- Marianne Bertrand & Sendhil Mullainathan & Eldar Shafir, 2004. "A Behavioral-Economics View of Poverty," American Economic Review, American Economic Association, vol. 94(2), pages 419-423, May.
- Bertrand, Marianne & Shafir, Eldar & Mullainathan, Sendhil, 2004. "A Behavioral Economics View of Poverty," Scholarly Articles 2907437, Harvard University Department of Economics.
- Carol Newman & Finn Tarp & Katleen Van Den Broeck, 2011. "Social Capital and Savings Behaviour: Evidence from Vietnam," The Institute for International Integration Studies Discussion Paper Series iiisdp351, IIIS.
- Thorsten Beck & Asli Demirgüç-Kunt & Patrick Honohan, 2009. "Access to Financial Services: Measurement, Impact, and Policies," World Bank Research Observer, World Bank Group, vol. 24(1), pages 119-145, February.
- World Bank, 2008. "Finance for All? Policies and Pitfalls in Expanding Access," World Bank Publications, The World Bank, number 6905, December. Full references (including those not matched with items on IDEAS)
When requesting a correction, please mention this item's handle: RePEc:iis:dispap:iiisdp399. See general information about how to correct material in RePEc.
For technical questions regarding this item, or to correct its authors, title, abstract, bibliographic or download information, contact: (Colette Keleher)
If you have authored this item and are not yet registered with RePEc, we encourage you to do it here.
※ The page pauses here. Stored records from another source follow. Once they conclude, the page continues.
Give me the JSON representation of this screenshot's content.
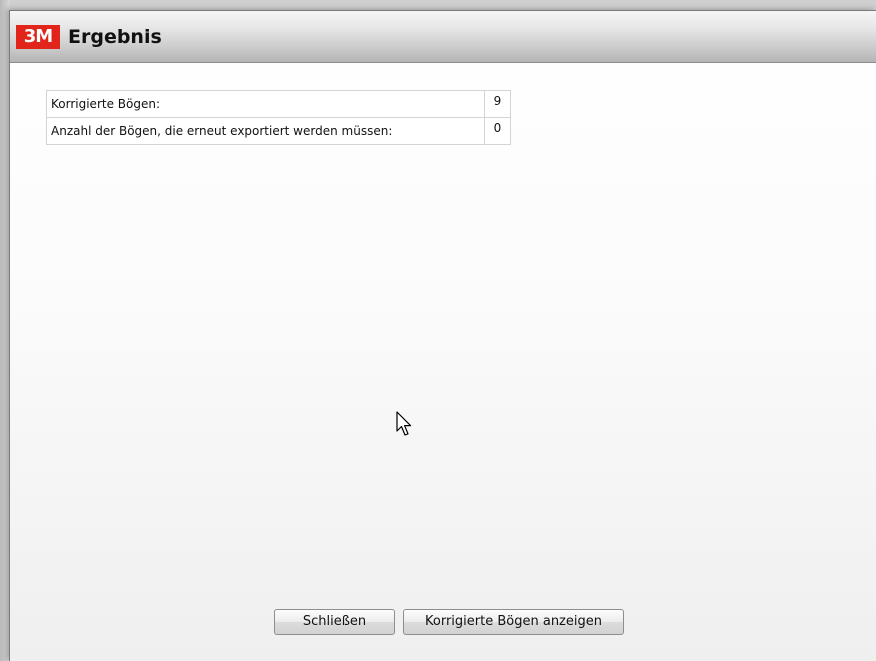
{
  "dialog": {
    "logo_text": "3M",
    "title": "Ergebnis"
  },
  "results": {
    "rows": [
      {
        "label": "Korrigierte Bögen:",
        "value": "9"
      },
      {
        "label": "Anzahl der Bögen, die erneut exportiert werden müssen:",
        "value": "0"
      }
    ]
  },
  "buttons": {
    "close_label": "Schließen",
    "show_label": "Korrigierte Bögen anzeigen"
  },
  "colors": {
    "brand_red": "#e1251b"
  },
  "icons": {
    "cursor": "mouse-pointer-icon"
  }
}
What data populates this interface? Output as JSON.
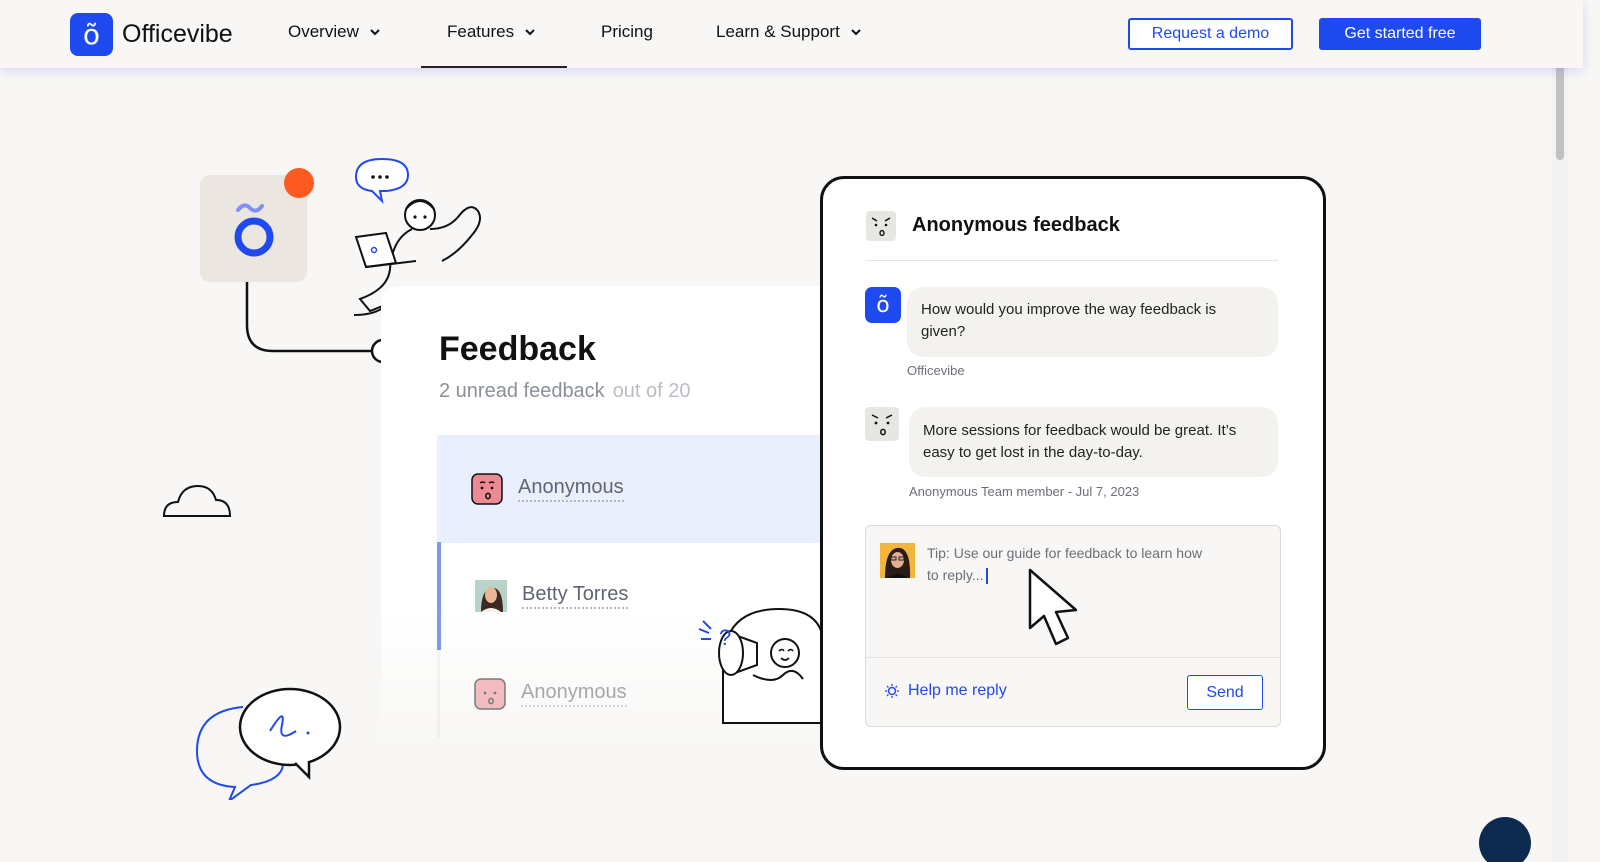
{
  "brand": {
    "name": "Officevibe",
    "mark": "õ"
  },
  "nav": {
    "items": [
      {
        "label": "Overview",
        "has_dropdown": true
      },
      {
        "label": "Features",
        "has_dropdown": true,
        "active": true
      },
      {
        "label": "Pricing",
        "has_dropdown": false
      },
      {
        "label": "Learn & Support",
        "has_dropdown": true
      }
    ],
    "request_demo": "Request a demo",
    "get_started": "Get started free"
  },
  "feedback_panel": {
    "title": "Feedback",
    "unread": "2 unread feedback",
    "total": "out of 20",
    "rows": [
      {
        "name": "Anonymous",
        "avatar": "anonymous-face-icon",
        "selected": true
      },
      {
        "name": "Betty Torres",
        "avatar": "user-photo"
      },
      {
        "name": "Anonymous",
        "avatar": "anonymous-face-icon"
      }
    ]
  },
  "chat": {
    "title": "Anonymous feedback",
    "messages": [
      {
        "text": "How would you improve the way feedback is given?",
        "author": "Officevibe"
      },
      {
        "text": "More sessions for feedback would be great. It’s easy to get lost in the day-to-day.",
        "author": "Anonymous Team member - Jul 7, 2023"
      }
    ],
    "reply_placeholder": "Tip: Use our guide for feedback to learn how to reply...",
    "help_label": "Help me reply",
    "send_label": "Send"
  },
  "colors": {
    "brand_blue": "#1f4af0",
    "notification": "#fb5a20",
    "anon_pink": "#ec8a94"
  }
}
This allows to link your profile to this item. It also allows you to accept potential citations to this item that we are uncertain about.
If references are entirely missing, you can add them using this form.
If the full references list an item that is present in RePEc, but the system did not link to it, you can help with this form.
If you know of missing items citing this one, you can help us creating those links by adding the relevant references in the same way as above, for each refering item. If you are a registered author of this item, you may also want to check the "citations" tab in your profile, as there may be some citations waiting for confirmation.
Please note that corrections may take a couple of weeks to filter through the various RePEc services.